§ **Work order**:
Your answer should be one number: the count of lines in the data below that include "name".

- - - - -

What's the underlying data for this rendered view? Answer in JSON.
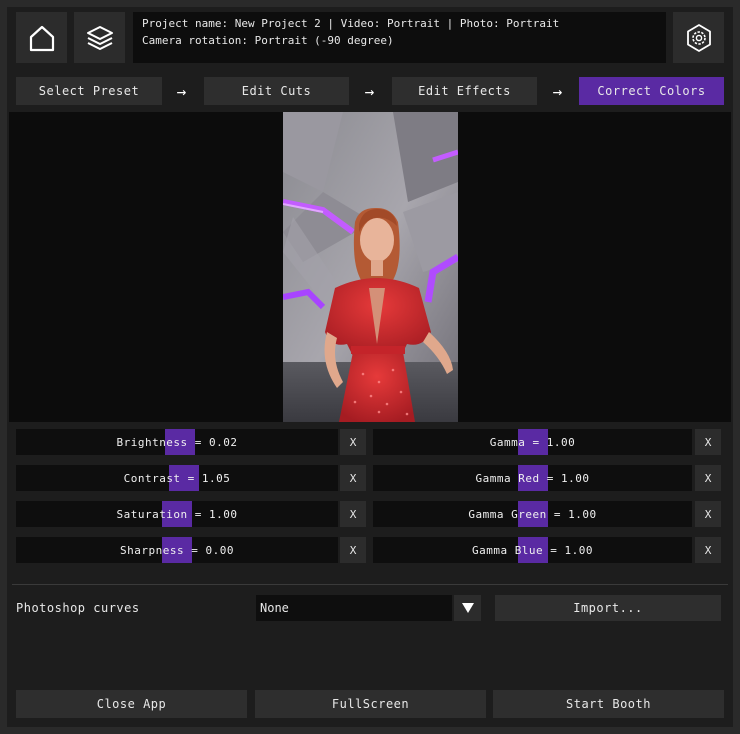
{
  "header": {
    "info_line1": "Project name: New Project 2 | Video: Portrait | Photo: Portrait",
    "info_line2": "Camera rotation: Portrait (-90 degree)"
  },
  "steps": [
    {
      "label": "Select Preset",
      "active": false
    },
    {
      "label": "Edit Cuts",
      "active": false
    },
    {
      "label": "Edit Effects",
      "active": false
    },
    {
      "label": "Correct Colors",
      "active": true
    }
  ],
  "arrow_glyph": "→",
  "sliders_left": [
    {
      "label": "Brightness = 0.02",
      "value": 0.02,
      "min": -1,
      "max": 1
    },
    {
      "label": "Contrast = 1.05",
      "value": 1.05,
      "min": 0,
      "max": 2
    },
    {
      "label": "Saturation = 1.00",
      "value": 1.0,
      "min": 0,
      "max": 2
    },
    {
      "label": "Sharpness = 0.00",
      "value": 0.0,
      "min": -1,
      "max": 1
    }
  ],
  "sliders_right": [
    {
      "label": "Gamma = 1.00",
      "value": 1.0,
      "min": 0,
      "max": 2
    },
    {
      "label": "Gamma Red = 1.00",
      "value": 1.0,
      "min": 0,
      "max": 2
    },
    {
      "label": "Gamma Green = 1.00",
      "value": 1.0,
      "min": 0,
      "max": 2
    },
    {
      "label": "Gamma Blue = 1.00",
      "value": 1.0,
      "min": 0,
      "max": 2
    }
  ],
  "reset_label": "X",
  "curves": {
    "label": "Photoshop curves",
    "selected": "None",
    "import_label": "Import..."
  },
  "footer": {
    "close_label": "Close App",
    "fullscreen_label": "FullScreen",
    "start_label": "Start Booth"
  },
  "colors": {
    "accent": "#5a2aa3",
    "dress": "#d42a2a",
    "neon": "#b04cff"
  }
}
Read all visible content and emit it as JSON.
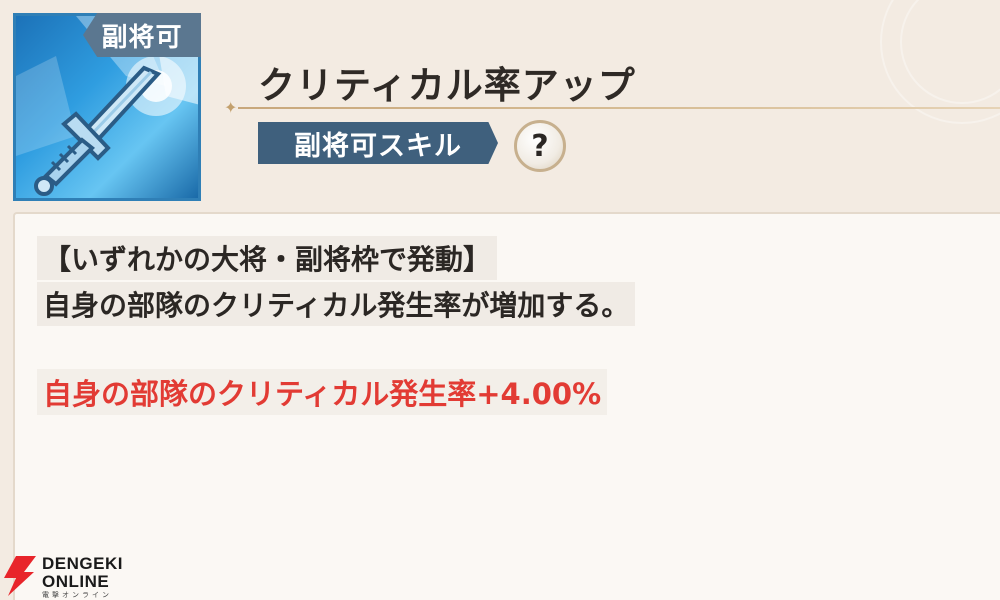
{
  "skill": {
    "tag": "副将可",
    "title": "クリティカル率アップ",
    "badge": "副将可スキル",
    "help_symbol": "?",
    "icon": "sword-icon",
    "accent_color": "#3f607d",
    "effect_color": "#e23b34"
  },
  "description": {
    "line1": "【いずれかの大将・副将枠で発動】",
    "line2": "自身の部隊のクリティカル発生率が増加する。",
    "effect": "自身の部隊のクリティカル発生率+4.00%"
  },
  "watermark": {
    "line1": "DENGEKI",
    "line2": "ONLINE",
    "line3": "電撃オンライン"
  }
}
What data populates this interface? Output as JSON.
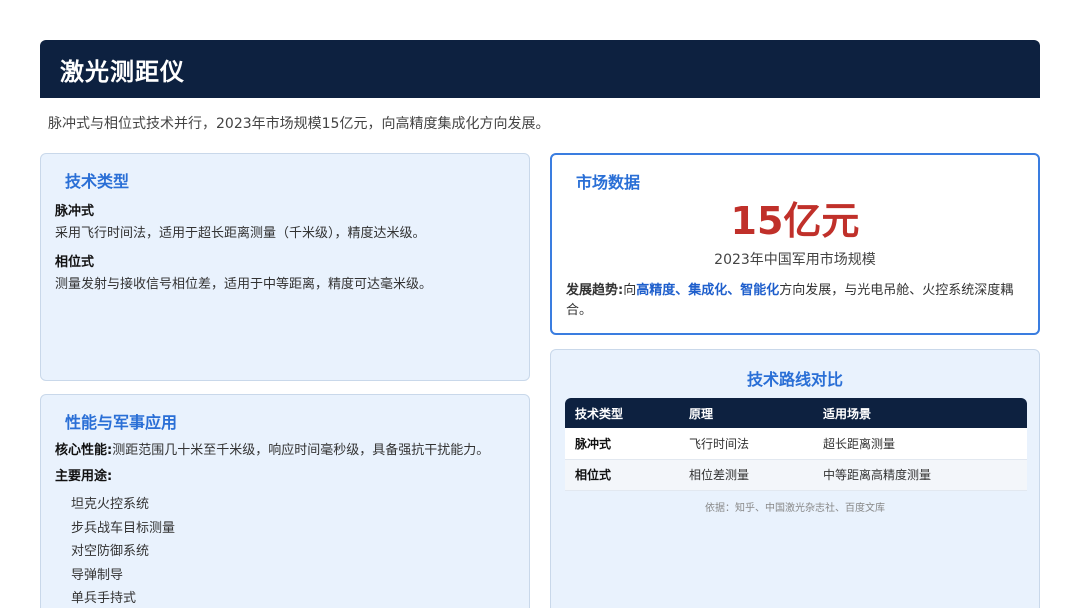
{
  "header": {
    "title": "激光测距仪"
  },
  "subtitle": "脉冲式与相位式技术并行，2023年市场规模15亿元，向高精度集成化方向发展。",
  "tech_types": {
    "title": "技术类型",
    "items": [
      {
        "name": "脉冲式",
        "desc": "采用飞行时间法，适用于超长距离测量（千米级），精度达米级。"
      },
      {
        "name": "相位式",
        "desc": "测量发射与接收信号相位差，适用于中等距离，精度可达毫米级。"
      }
    ]
  },
  "performance": {
    "title": "性能与军事应用",
    "core_label": "核心性能:",
    "core_text": "测距范围几十米至千米级，响应时间毫秒级，具备强抗干扰能力。",
    "uses_label": "主要用途:",
    "uses": [
      "坦克火控系统",
      "步兵战车目标测量",
      "对空防御系统",
      "导弹制导",
      "单兵手持式"
    ]
  },
  "market": {
    "title": "市场数据",
    "value": "15亿元",
    "caption": "2023年中国军用市场规模",
    "trend_label": "发展趋势:",
    "trend_pre": "向",
    "trend_hl1": "高精度",
    "sep1": "、",
    "trend_hl2": "集成化",
    "sep2": "、",
    "trend_hl3": "智能化",
    "trend_post": "方向发展，与光电吊舱、火控系统深度耦合。"
  },
  "routes": {
    "title": "技术路线对比",
    "headers": [
      "技术类型",
      "原理",
      "适用场景"
    ],
    "rows": [
      [
        "脉冲式",
        "飞行时间法",
        "超长距离测量"
      ],
      [
        "相位式",
        "相位差测量",
        "中等距离高精度测量"
      ]
    ],
    "source": "依据：知乎、中国激光杂志社、百度文库"
  },
  "colors": {
    "header_bg": "#0d2140",
    "accent": "#2a6fd6",
    "highlight_red": "#c0302a"
  }
}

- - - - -

§ **Response area**:
3